## ASSIGNED TASK
Those lines of the following listing which contain the string "labels" should be returned.

## DATASET CONTENT
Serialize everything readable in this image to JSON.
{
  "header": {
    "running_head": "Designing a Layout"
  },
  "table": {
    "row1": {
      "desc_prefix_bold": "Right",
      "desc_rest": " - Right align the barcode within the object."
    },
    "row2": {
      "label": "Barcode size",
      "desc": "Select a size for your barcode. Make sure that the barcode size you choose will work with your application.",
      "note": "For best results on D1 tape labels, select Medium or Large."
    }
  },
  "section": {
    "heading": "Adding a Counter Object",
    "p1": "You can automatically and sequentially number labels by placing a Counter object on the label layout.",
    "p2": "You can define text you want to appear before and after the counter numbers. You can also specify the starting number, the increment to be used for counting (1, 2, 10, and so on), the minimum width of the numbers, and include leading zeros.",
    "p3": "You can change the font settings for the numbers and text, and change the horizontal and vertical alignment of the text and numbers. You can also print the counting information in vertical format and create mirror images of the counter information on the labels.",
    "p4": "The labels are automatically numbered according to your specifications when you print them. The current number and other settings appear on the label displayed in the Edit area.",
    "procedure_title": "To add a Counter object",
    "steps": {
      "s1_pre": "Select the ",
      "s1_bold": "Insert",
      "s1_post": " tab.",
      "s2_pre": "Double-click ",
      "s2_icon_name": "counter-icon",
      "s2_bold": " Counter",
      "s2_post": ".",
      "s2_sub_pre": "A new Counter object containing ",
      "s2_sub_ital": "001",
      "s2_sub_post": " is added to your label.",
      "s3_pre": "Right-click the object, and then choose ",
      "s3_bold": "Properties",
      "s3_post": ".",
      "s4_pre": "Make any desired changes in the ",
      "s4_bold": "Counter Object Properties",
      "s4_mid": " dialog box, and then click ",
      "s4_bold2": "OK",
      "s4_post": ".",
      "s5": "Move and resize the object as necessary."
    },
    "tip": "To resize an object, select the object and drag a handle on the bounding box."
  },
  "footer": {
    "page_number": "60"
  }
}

## FINAL ANSWER
      "note": "For best results on D1 tape labels, select Medium or Large."
    "p1": "You can automatically and sequentially number labels by placing a Counter object on the label layout.",
    "p3": "You can change the font settings for the numbers and text, and change the horizontal and vertical alignment of the text and numbers. You can also print the counting information in vertical format and create mirror images of the counter information on the labels.",
    "p4": "The labels are automatically numbered according to your specifications when you print them. The current number and other settings appear on the label displayed in the Edit area.",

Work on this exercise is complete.